Sports-ISAO has been engaged in cyber attacker hunting (and social media abuser hunting) for many years. Over this time, a change in attack type has been observed. The scaling of cybercrime has led to increased sophistication concerning ‘the business of cybercrime’, and the recognition among cyber attackers that one-to-many models are more lucrative than one-to-one models.
Accordingly, Sports-ISAO has increasingly detected the mass deployment of infrastructure to target the massively rich online advertising spend of Big Business, as well as the targeting of Big Brand Athletes and sport enterprises.
That is, criminals are engaged in the practice of misdirecting legitimate ad-spend to their own criminal coffers. This writing addresses legal strategies to counter this criminal enterprise, and will leave things to Sports-ISAO analysts to reveal the technical details of this criminal enterprise.
Changed Attack Modalities
One way that cybercriminals are siphoning legitimate ad-spend is through knockoff sites that resemble legitimate and established companies and athletes. In some instances, cybersquatting registrations are pursued for look-alike domains (aka homonym attacks). In the English Premier League, Sports-ISAO detected multiple knockoff sites involving top players and clubs. During Tokyo 2020, given the additional year to plan their criminal schemes, Sports-ISAO detected massive networks engaged in fraudulent practices.
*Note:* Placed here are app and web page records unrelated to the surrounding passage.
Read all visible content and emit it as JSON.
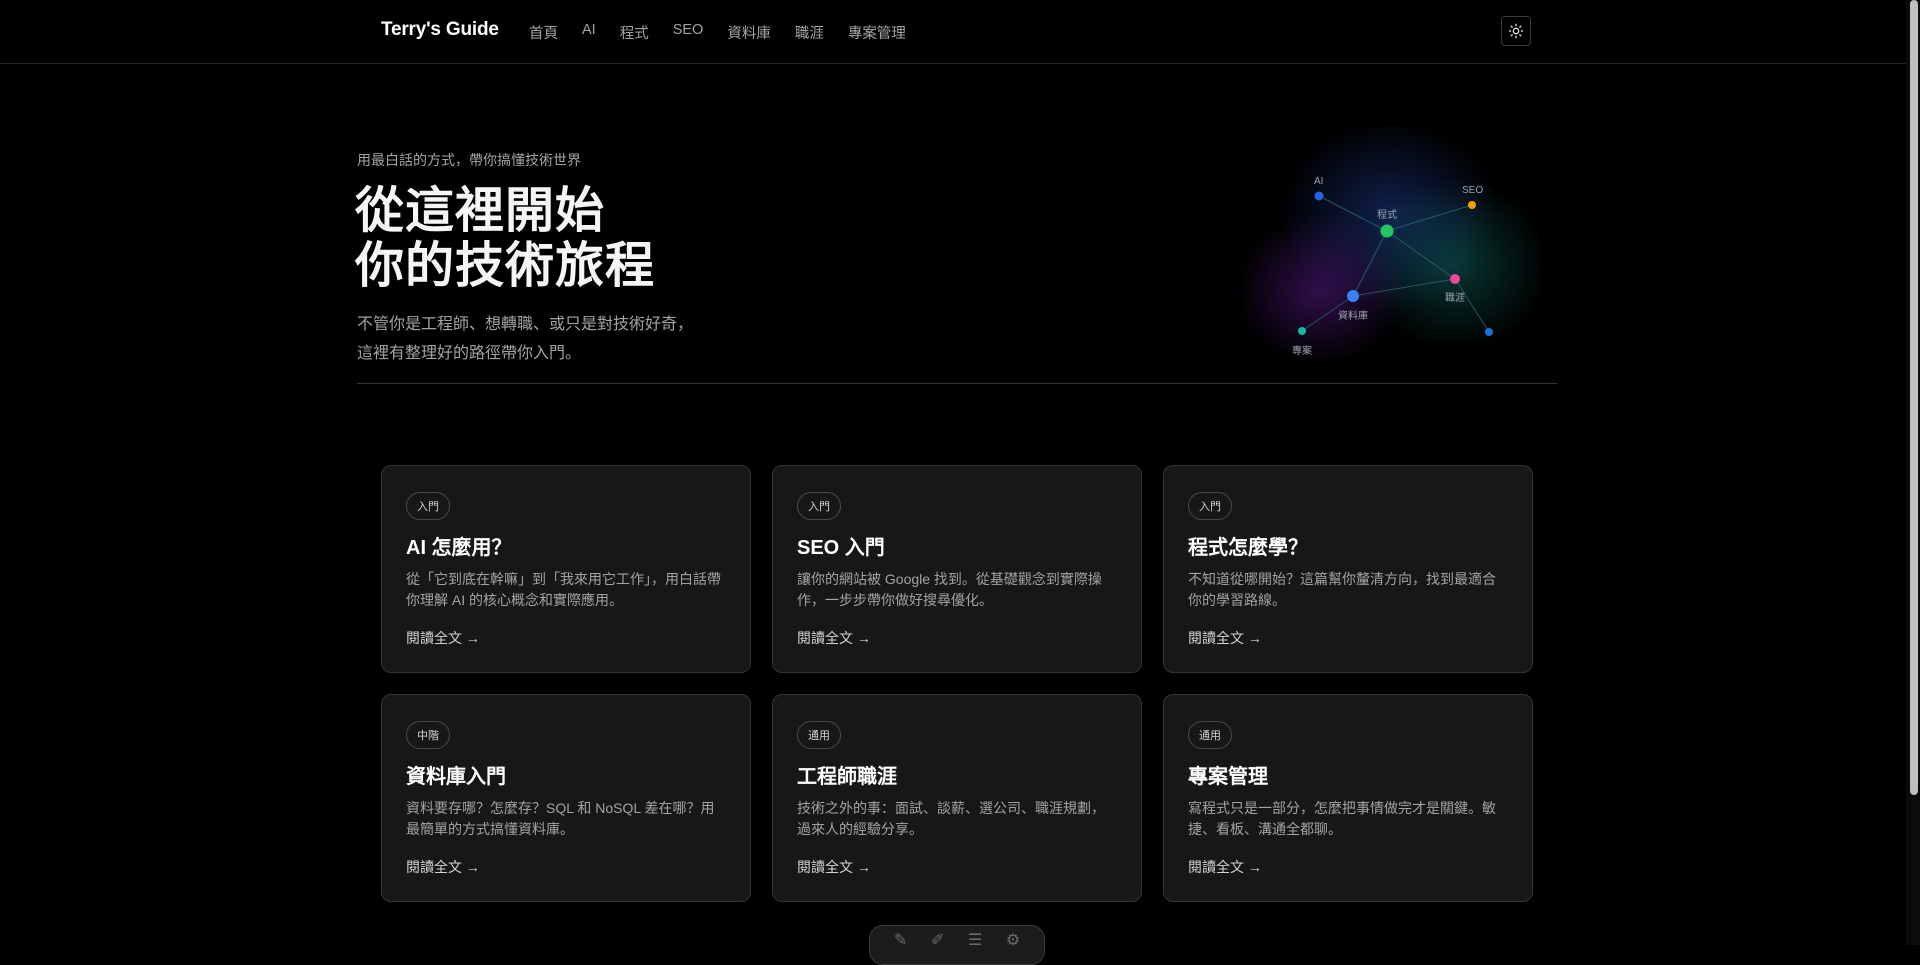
{
  "site": {
    "logo": "Terry's Guide",
    "nav": [
      "首頁",
      "AI",
      "程式",
      "SEO",
      "資料庫",
      "職涯",
      "專案管理"
    ]
  },
  "theme_toggle": {
    "icon": "sun-icon"
  },
  "hero": {
    "kicker": "用最白話的方式，帶你搞懂技術世界",
    "title_line1": "從這裡開始",
    "title_line2": "你的技術旅程",
    "desc_line1": "不管你是工程師、想轉職、或只是對技術好奇，",
    "desc_line2": "這裡有整理好的路徑帶你入門。"
  },
  "graph": {
    "labels": {
      "ai": "AI",
      "code": "程式",
      "seo": "SEO",
      "career": "職涯",
      "database": "資料庫",
      "project": "專案"
    },
    "colors": {
      "ai": "#2563eb",
      "code": "#22c55e",
      "seo": "#f59e0b",
      "career": "#ec4899",
      "database": "#3b82f6",
      "project": "#14b8a6",
      "extra": "#1d6fe0"
    }
  },
  "cards": [
    {
      "badge": "入門",
      "title": "AI 怎麼用？",
      "desc": "從「它到底在幹嘛」到「我來用它工作」，用白話帶你理解 AI 的核心概念和實際應用。",
      "link": "閱讀全文 →"
    },
    {
      "badge": "入門",
      "title": "SEO 入門",
      "desc": "讓你的網站被 Google 找到。從基礎觀念到實際操作，一步步帶你做好搜尋優化。",
      "link": "閱讀全文 →"
    },
    {
      "badge": "入門",
      "title": "程式怎麼學？",
      "desc": "不知道從哪開始？這篇幫你釐清方向，找到最適合你的學習路線。",
      "link": "閱讀全文 →"
    },
    {
      "badge": "中階",
      "title": "資料庫入門",
      "desc": "資料要存哪？怎麼存？SQL 和 NoSQL 差在哪？用最簡單的方式搞懂資料庫。",
      "link": "閱讀全文 →"
    },
    {
      "badge": "通用",
      "title": "工程師職涯",
      "desc": "技術之外的事：面試、談薪、選公司、職涯規劃，過來人的經驗分享。",
      "link": "閱讀全文 →"
    },
    {
      "badge": "通用",
      "title": "專案管理",
      "desc": "寫程式只是一部分，怎麼把事情做完才是關鍵。敏捷、看板、溝通全都聊。",
      "link": "閱讀全文 →"
    }
  ],
  "toolbar": {
    "icons": [
      "pen-icon",
      "highlighter-icon",
      "list-icon",
      "settings-icon"
    ]
  }
}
Many instances of knockoff domains and hijacking online trends were detected whereby cybercriminals exploit worldwide broadcast and advertising rights to misappropriate viewership onto their own sites. Botnets are also deployed to artificially misrepresent viewership and click rates to drive traffic toward their fraudulent enterprises.
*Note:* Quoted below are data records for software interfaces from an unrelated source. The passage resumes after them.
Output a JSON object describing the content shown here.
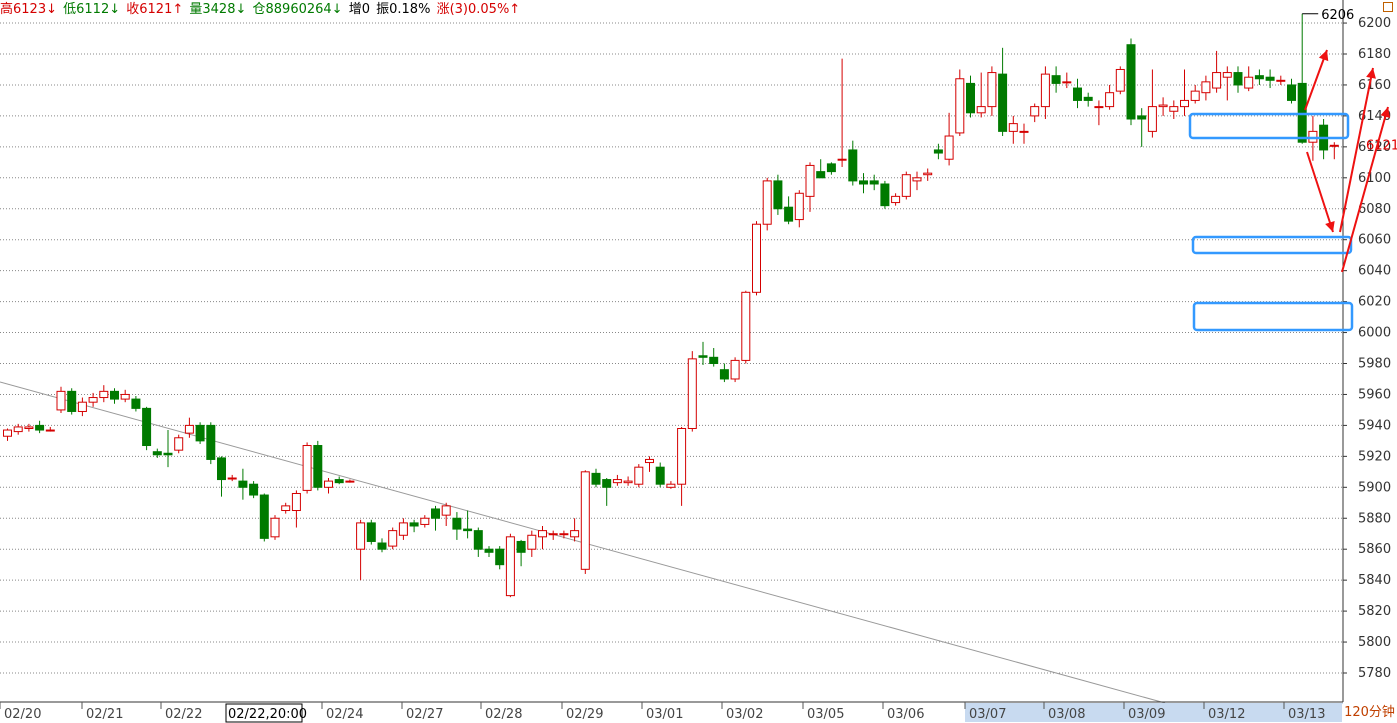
{
  "info": {
    "high_label": "高6123↓",
    "low_label": "低6112↓",
    "close_label": "收6121↑",
    "volume_label": "量3428↓",
    "oi_label": "仓88960264↓",
    "increase_label": "增0",
    "amplitude_label": "振0.18%",
    "change_label": "涨(3)0.05%↑"
  },
  "period_label": "120分钟",
  "colors": {
    "up": "#d40000",
    "down": "#007a00",
    "grid": "#888888",
    "marker": "#3399ff",
    "arrow": "#ee1111"
  },
  "chart_data": {
    "type": "candlestick",
    "ylim": [
      5780,
      6222
    ],
    "yticks": [
      5780,
      5800,
      5820,
      5840,
      5860,
      5880,
      5900,
      5920,
      5940,
      5960,
      5980,
      6000,
      6020,
      6040,
      6060,
      6080,
      6100,
      6120,
      6140,
      6160,
      6180,
      6200
    ],
    "last_price": "6121",
    "high_annotation": "6206",
    "x_labels": [
      "02/20",
      "02/21",
      "02/22",
      "02/22,20:00",
      "02/24",
      "02/27",
      "02/28",
      "02/29",
      "03/01",
      "03/02",
      "03/05",
      "03/06",
      "03/07",
      "03/08",
      "03/09",
      "03/12",
      "03/13"
    ],
    "highlighted_x_labels": [
      "03/07",
      "03/08",
      "03/09",
      "03/12",
      "03/13"
    ],
    "cursor_x_label": "02/22,20:00",
    "candles": [
      [
        5933,
        5937,
        5938,
        5930
      ],
      [
        5936,
        5939,
        5941,
        5934
      ],
      [
        5938,
        5939,
        5941,
        5936
      ],
      [
        5940,
        5937,
        5943,
        5935
      ],
      [
        5937,
        5937,
        5939,
        5936
      ],
      [
        5950,
        5962,
        5965,
        5948
      ],
      [
        5962,
        5949,
        5964,
        5947
      ],
      [
        5949,
        5955,
        5958,
        5946
      ],
      [
        5955,
        5958,
        5961,
        5952
      ],
      [
        5958,
        5962,
        5966,
        5955
      ],
      [
        5962,
        5957,
        5964,
        5954
      ],
      [
        5957,
        5960,
        5963,
        5955
      ],
      [
        5957,
        5951,
        5959,
        5949
      ],
      [
        5951,
        5927,
        5952,
        5924
      ],
      [
        5923,
        5921,
        5925,
        5919
      ],
      [
        5922,
        5921,
        5937,
        5913
      ],
      [
        5924,
        5932,
        5934,
        5922
      ],
      [
        5935,
        5940,
        5945,
        5932
      ],
      [
        5940,
        5930,
        5942,
        5928
      ],
      [
        5940,
        5918,
        5942,
        5915
      ],
      [
        5919,
        5905,
        5920,
        5894
      ],
      [
        5906,
        5906,
        5908,
        5904
      ],
      [
        5904,
        5900,
        5912,
        5892
      ],
      [
        5902,
        5895,
        5904,
        5893
      ],
      [
        5895,
        5867,
        5896,
        5865
      ],
      [
        5868,
        5880,
        5882,
        5866
      ],
      [
        5885,
        5888,
        5890,
        5883
      ],
      [
        5885,
        5896,
        5898,
        5874
      ],
      [
        5898,
        5927,
        5929,
        5896
      ],
      [
        5927,
        5900,
        5930,
        5898
      ],
      [
        5900,
        5904,
        5906,
        5896
      ],
      [
        5905,
        5903,
        5907,
        5902
      ],
      [
        5904,
        5904,
        5905,
        5903
      ],
      [
        5860,
        5877,
        5879,
        5840
      ],
      [
        5877,
        5865,
        5879,
        5863
      ],
      [
        5864,
        5860,
        5867,
        5858
      ],
      [
        5862,
        5872,
        5874,
        5860
      ],
      [
        5869,
        5877,
        5880,
        5866
      ],
      [
        5877,
        5875,
        5879,
        5871
      ],
      [
        5876,
        5880,
        5882,
        5874
      ],
      [
        5886,
        5880,
        5888,
        5872
      ],
      [
        5882,
        5888,
        5890,
        5875
      ],
      [
        5880,
        5873,
        5884,
        5866
      ],
      [
        5873,
        5872,
        5885,
        5867
      ],
      [
        5872,
        5860,
        5874,
        5855
      ],
      [
        5860,
        5858,
        5862,
        5855
      ],
      [
        5860,
        5850,
        5862,
        5847
      ],
      [
        5830,
        5868,
        5870,
        5829
      ],
      [
        5865,
        5858,
        5866,
        5849
      ],
      [
        5860,
        5869,
        5872,
        5855
      ],
      [
        5868,
        5872,
        5875,
        5860
      ],
      [
        5870,
        5870,
        5872,
        5866
      ],
      [
        5870,
        5870,
        5872,
        5867
      ],
      [
        5868,
        5872,
        5880,
        5865
      ],
      [
        5847,
        5910,
        5911,
        5844
      ],
      [
        5909,
        5902,
        5912,
        5900
      ],
      [
        5905,
        5900,
        5906,
        5888
      ],
      [
        5903,
        5905,
        5908,
        5901
      ],
      [
        5903,
        5904,
        5907,
        5901
      ],
      [
        5902,
        5913,
        5915,
        5900
      ],
      [
        5916,
        5918,
        5920,
        5910
      ],
      [
        5913,
        5902,
        5916,
        5900
      ],
      [
        5900,
        5902,
        5904,
        5899
      ],
      [
        5902,
        5938,
        5939,
        5888
      ],
      [
        5938,
        5983,
        5988,
        5936
      ],
      [
        5985,
        5984,
        5994,
        5979
      ],
      [
        5984,
        5980,
        5990,
        5978
      ],
      [
        5976,
        5970,
        5980,
        5968
      ],
      [
        5970,
        5982,
        5984,
        5968
      ],
      [
        5982,
        6026,
        6027,
        5980
      ],
      [
        6026,
        6070,
        6072,
        6024
      ],
      [
        6070,
        6098,
        6100,
        6066
      ],
      [
        6098,
        6080,
        6102,
        6076
      ],
      [
        6081,
        6072,
        6088,
        6070
      ],
      [
        6073,
        6090,
        6092,
        6068
      ],
      [
        6088,
        6108,
        6110,
        6078
      ],
      [
        6104,
        6100,
        6112,
        6100
      ],
      [
        6109,
        6104,
        6110,
        6102
      ],
      [
        6112,
        6112,
        6177,
        6107
      ],
      [
        6118,
        6098,
        6124,
        6095
      ],
      [
        6098,
        6096,
        6103,
        6090
      ],
      [
        6098,
        6096,
        6102,
        6092
      ],
      [
        6096,
        6082,
        6098,
        6080
      ],
      [
        6084,
        6088,
        6090,
        6082
      ],
      [
        6088,
        6102,
        6104,
        6086
      ],
      [
        6098,
        6100,
        6104,
        6092
      ],
      [
        6102,
        6103,
        6106,
        6098
      ],
      [
        6118,
        6116,
        6122,
        6112
      ],
      [
        6112,
        6127,
        6142,
        6108
      ],
      [
        6129,
        6164,
        6170,
        6127
      ],
      [
        6161,
        6142,
        6166,
        6139
      ],
      [
        6142,
        6146,
        6168,
        6139
      ],
      [
        6146,
        6168,
        6172,
        6140
      ],
      [
        6167,
        6130,
        6184,
        6127
      ],
      [
        6130,
        6135,
        6140,
        6122
      ],
      [
        6130,
        6130,
        6135,
        6122
      ],
      [
        6140,
        6146,
        6148,
        6136
      ],
      [
        6146,
        6167,
        6172,
        6138
      ],
      [
        6166,
        6161,
        6172,
        6155
      ],
      [
        6162,
        6162,
        6168,
        6158
      ],
      [
        6158,
        6150,
        6164,
        6145
      ],
      [
        6152,
        6150,
        6155,
        6146
      ],
      [
        6146,
        6146,
        6150,
        6134
      ],
      [
        6146,
        6155,
        6160,
        6144
      ],
      [
        6156,
        6170,
        6172,
        6154
      ],
      [
        6186,
        6138,
        6190,
        6134
      ],
      [
        6140,
        6138,
        6145,
        6120
      ],
      [
        6130,
        6146,
        6170,
        6126
      ],
      [
        6146,
        6147,
        6152,
        6140
      ],
      [
        6143,
        6146,
        6150,
        6138
      ],
      [
        6146,
        6150,
        6170,
        6140
      ],
      [
        6150,
        6156,
        6160,
        6148
      ],
      [
        6155,
        6162,
        6166,
        6150
      ],
      [
        6158,
        6168,
        6182,
        6155
      ],
      [
        6165,
        6168,
        6172,
        6150
      ],
      [
        6168,
        6160,
        6172,
        6155
      ],
      [
        6158,
        6165,
        6172,
        6156
      ],
      [
        6166,
        6164,
        6170,
        6160
      ],
      [
        6165,
        6163,
        6170,
        6158
      ],
      [
        6163,
        6163,
        6166,
        6160
      ],
      [
        6160,
        6150,
        6164,
        6148
      ],
      [
        6161,
        6123,
        6206,
        6122
      ],
      [
        6123,
        6130,
        6140,
        6111
      ],
      [
        6134,
        6118,
        6138,
        6112
      ],
      [
        6121,
        6121,
        6123,
        6112
      ]
    ]
  }
}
Combating Cyberattack Practices under Property Law
I recently wrote an article, We Lawyers Were Mistaken: Online Privacy is a Property Matter, in which I proposed that the enforcement of data rights should be pursued under a property law construct. The ad-fraud attack trend affords an illustration, principally because knockoffs are an intellectual property issue for redress. Both copyright and trademark infringement actions could be pursued by rights holders, depending on the facts. Indeed, in the US, there is the Anti cybersquatting Consumer Protection Act (ACPA), 15 U.S.C. § 1125(d), which enables a cause of action for registering, trafficking in, or using a domain name confusingly similar to, or dilutive of, a trademark or personal name. In other situations, the attackers’ sites intentionally resemble legitimate sites, or include copyright materials on the site. Another attraction of using intellectual property law is the opportunity, where applicable, of invoking statutory damages. This would streamline the enforcement and reduce investigation costs.
Granted, it is the nature of these attacks that trigger the use of intellectual property statutes for redress, rather than this use case being a revealing illustration of the bold vantage point taken in the Medium article. Still, data-as-property considerations will likely allow for further creative pursuits of data ownership enforcement actions. For example, the ad-fraud ecosystem is engaged in the misappropriation of assets or aspects of brand in ways that are intentionally deceptive and confusing to consumers. Knockoffs under trademark law or infringements under copyright law are just a starting point for other property-based redress options.
Reprint from: Sports-ISAO.org, August 8, 2021